“Taking into consideration the World Health Organization’s six building blocks, our health system preparedness approach has strategically focused on mobilising and fairly distributing the available human resources for health, assessing the existing hospital bed capacity, and creating innovative and sometimes expedited procurement processes to support a proactive response.

“In all these interventions, we have kept our door open for the ongoing involvement and consultation of our private sector stakeholders.

The third lesson, Mkhize said, was that SA ensured that the response remained government led with close collaboration across all sectors.

"The role of the private sector was defined in the context of a unified system- and this is indeed a fundamental ethos enshrined in the NHI Bill. Thus, our approach has been based on an all-inclusive strategy to draw on the full capacity of the health system. As examples, we combined all laboratory efforts and shared resources, combined all beds and moved patients in equal volumes between public and private facilities and now, for the first time in history, we have one digital system for capturing and certifying all vaccinated individuals."

The fourth lesson was in the field of data management, integration, sharing and reporting. Early in the evolution of the pandemic locally, SA made deliberate decisions to establish and, in some instances, leverage systems to support the co-ordination and sharing of information with the private sector and the public.

Mkhize said that had proved essential for effective and timely monitoring, planning and decision making.

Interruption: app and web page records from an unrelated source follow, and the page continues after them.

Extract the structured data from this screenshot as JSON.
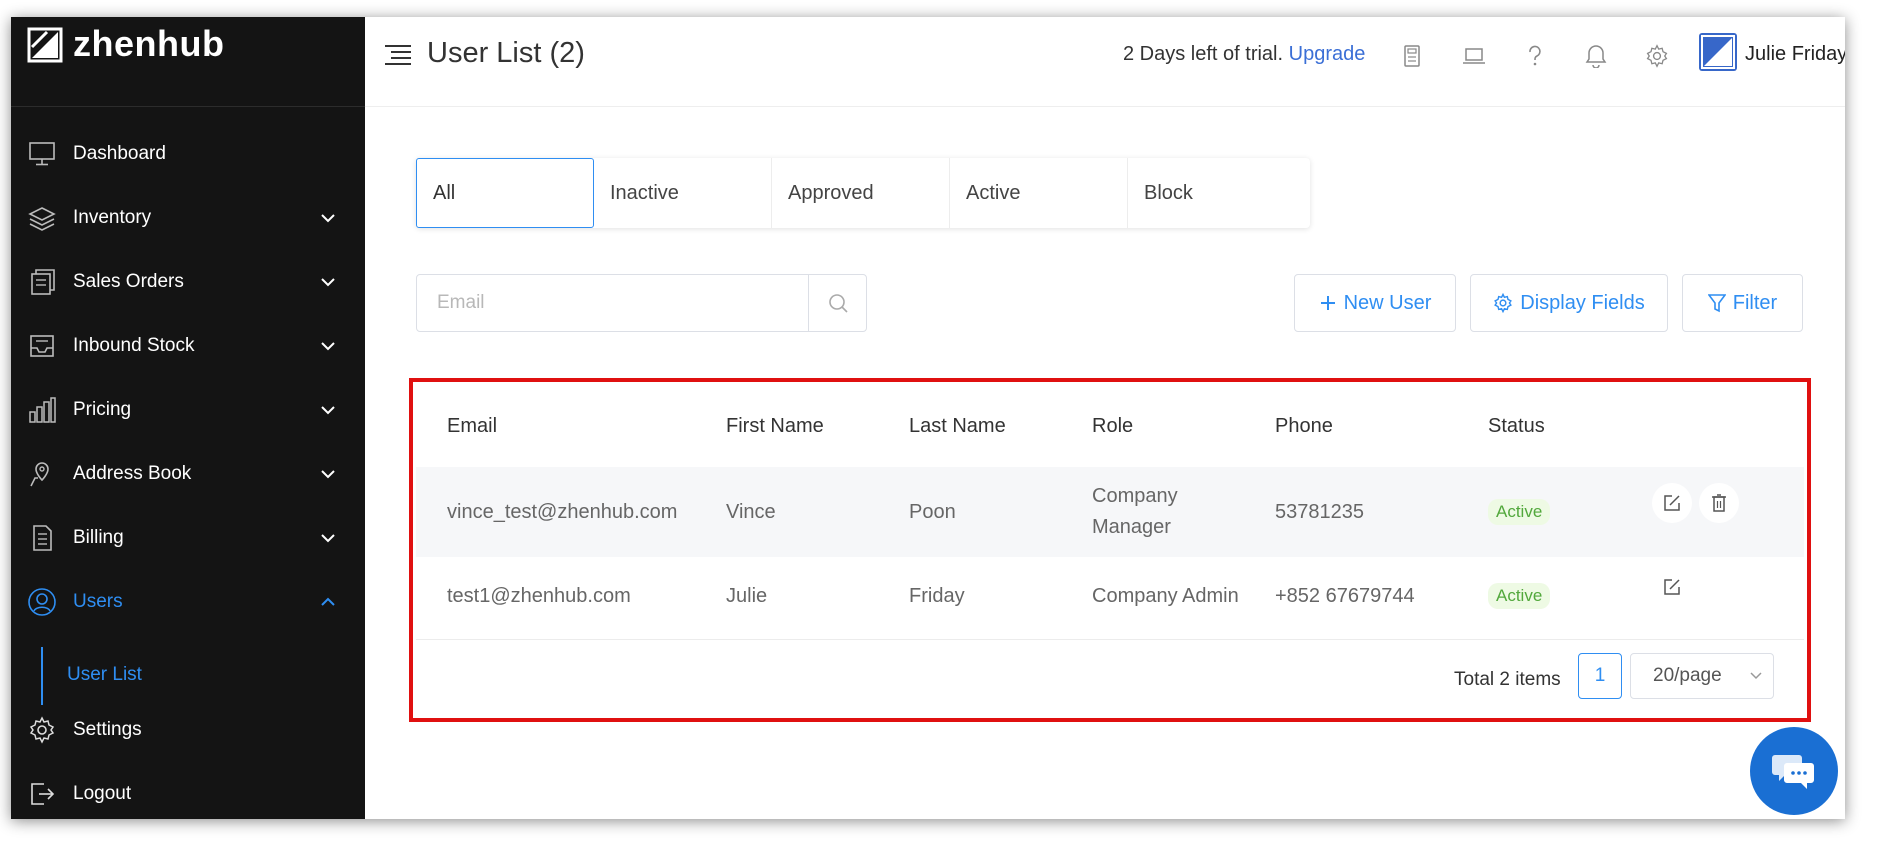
{
  "brand": {
    "name": "zhenhub"
  },
  "sidebar": {
    "items": [
      {
        "label": "Dashboard",
        "icon": "monitor-icon"
      },
      {
        "label": "Inventory",
        "icon": "layers-icon"
      },
      {
        "label": "Sales Orders",
        "icon": "document-stack-icon"
      },
      {
        "label": "Inbound Stock",
        "icon": "inbox-tray-icon"
      },
      {
        "label": "Pricing",
        "icon": "bar-chart-icon"
      },
      {
        "label": "Address Book",
        "icon": "map-pin-icon"
      },
      {
        "label": "Billing",
        "icon": "receipt-icon"
      },
      {
        "label": "Users",
        "icon": "user-circle-icon"
      },
      {
        "label": "Settings",
        "icon": "gear-icon"
      },
      {
        "label": "Logout",
        "icon": "logout-icon"
      }
    ],
    "sub_items": [
      {
        "label": "User List"
      }
    ]
  },
  "header": {
    "title": "User List (2)",
    "trial_text": "2 Days left of trial.",
    "upgrade_label": "Upgrade",
    "username": "Julie Friday"
  },
  "tabs": [
    "All",
    "Inactive",
    "Approved",
    "Active",
    "Block"
  ],
  "search": {
    "placeholder": "Email",
    "value": ""
  },
  "toolbar": {
    "new_user_label": "New User",
    "display_fields_label": "Display Fields",
    "filter_label": "Filter"
  },
  "table": {
    "columns": [
      "Email",
      "First Name",
      "Last Name",
      "Role",
      "Phone",
      "Status"
    ],
    "rows": [
      {
        "email": "vince_test@zhenhub.com",
        "first_name": "Vince",
        "last_name": "Poon",
        "role_line1": "Company",
        "role_line2": "Manager",
        "phone": "53781235",
        "status": "Active"
      },
      {
        "email": "test1@zhenhub.com",
        "first_name": "Julie",
        "last_name": "Friday",
        "role_line1": "Company Admin",
        "role_line2": "",
        "phone": "+852 67679744",
        "status": "Active"
      }
    ]
  },
  "pagination": {
    "total_text": "Total 2 items",
    "current_page": "1",
    "page_size": "20/page"
  },
  "colors": {
    "accent": "#2f8ef2",
    "sidebar_bg": "#141414",
    "status_active": "#52a83c",
    "highlight": "#e01010",
    "chat": "#1a6fd3"
  }
}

He said that in this time of the Fourth Industrial Revolution, SA used the opportunity to build technology. One example was the Covid Connect App for tracing contacts and engaging asymptomatic cases. Another was the Covid Alert SA app, a free exposure notification application that lets people know when they have been in close contact with someone who has tested positive for Covid-19.

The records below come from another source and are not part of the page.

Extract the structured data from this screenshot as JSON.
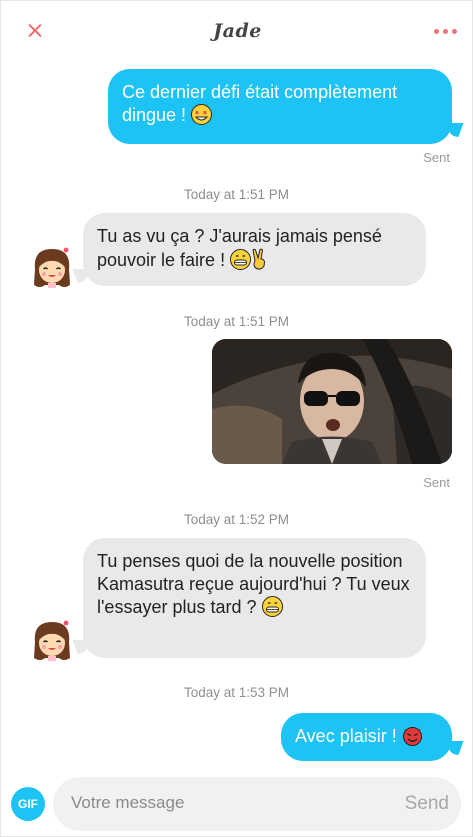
{
  "header": {
    "title": "Jade",
    "accent": "#f06a6a"
  },
  "messages": [
    {
      "kind": "out",
      "text": "Ce dernier défi était complètement dingue !",
      "emoji": "star-struck",
      "status": "Sent"
    },
    {
      "kind": "timestamp",
      "text": "Today at 1:51 PM"
    },
    {
      "kind": "in",
      "text": "Tu as vu ça ? J'aurais jamais pensé pouvoir le faire !",
      "emoji": "grin-victory"
    },
    {
      "kind": "timestamp",
      "text": "Today at 1:51 PM"
    },
    {
      "kind": "out-image",
      "image": "man-in-sunglasses-in-car",
      "status": "Sent"
    },
    {
      "kind": "timestamp",
      "text": "Today at 1:52 PM"
    },
    {
      "kind": "in",
      "text": "Tu penses quoi de la nouvelle position Kamasutra reçue aujourd'hui ? Tu veux l'essayer plus tard ?",
      "emoji": "grin"
    },
    {
      "kind": "timestamp",
      "text": "Today at 1:53 PM"
    },
    {
      "kind": "out",
      "text": "Avec plaisir !",
      "emoji": "smiling-devil"
    }
  ],
  "composer": {
    "gif_label": "GIF",
    "placeholder": "Votre message",
    "send_label": "Send"
  },
  "colors": {
    "outgoing": "#1ec3f5",
    "incoming": "#e9e9eb"
  }
}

"As mentioned previously, the efficiency of our vaccination programme has been greatly enhanced by the Electronic Vaccine Data System," he said.

The fifth key lesson learnt was the importance of diversifying procurement strategies.

"In our case, for instance, our diversified approach included bilateral engagements with individual manufacturers, multilateral involvement through the Covax facility and engaging a regional approach through the African Union’s Vaccine Acquisition Task Team.

“At all costs, our vaccine acquisition plan avoids the notion of vaccines nationalism. We subscribe to a regime that globally ensures fairness in access, equity in financing and is founded on the principle of social solidarity and equity. It is only in this way that the most vulnerable, locally and globally, will be best protected. Without this, the poorest people in the world’s poorest countries are most affected by a lack of access to vaccines.

“Inevitably, the consequent slower roll out of vaccines in lower income countries will negatively impact on economic prosperity and development in those countries. However, the greatest lesson that vaccine nationalism has taught us is the critical urgency for Africa to develop, manufacture and distribute its own biotechnology."

The minister said the final lesson related to the need for alternative reimbursement models that were practical, easy to implement and transparent.

"In our efforts to draw on the expertise and capacity of the private sector – hospitals, laboratories, and healthcare professionals – it quickly became apparent that there is a huge gap in this expertise.

“Having said that, this has created the inclination for continued engagement between the public and private sectors, a clear departure from the past when this type of discourse could not happen without landing in court. This lays strong foundation for the National Health Insurance Fund provider accreditation and contracting environment."

He said that as the pandemic evolved, the lessons treasure trove expanded.

"And, through our participation in the global economy, we continue to learn new things from other contexts. What is important for us is to ensure that we use what we learn to inform our broader policy reforms around the phased implementation of Universal Health Coverage."

IOL

Share this article: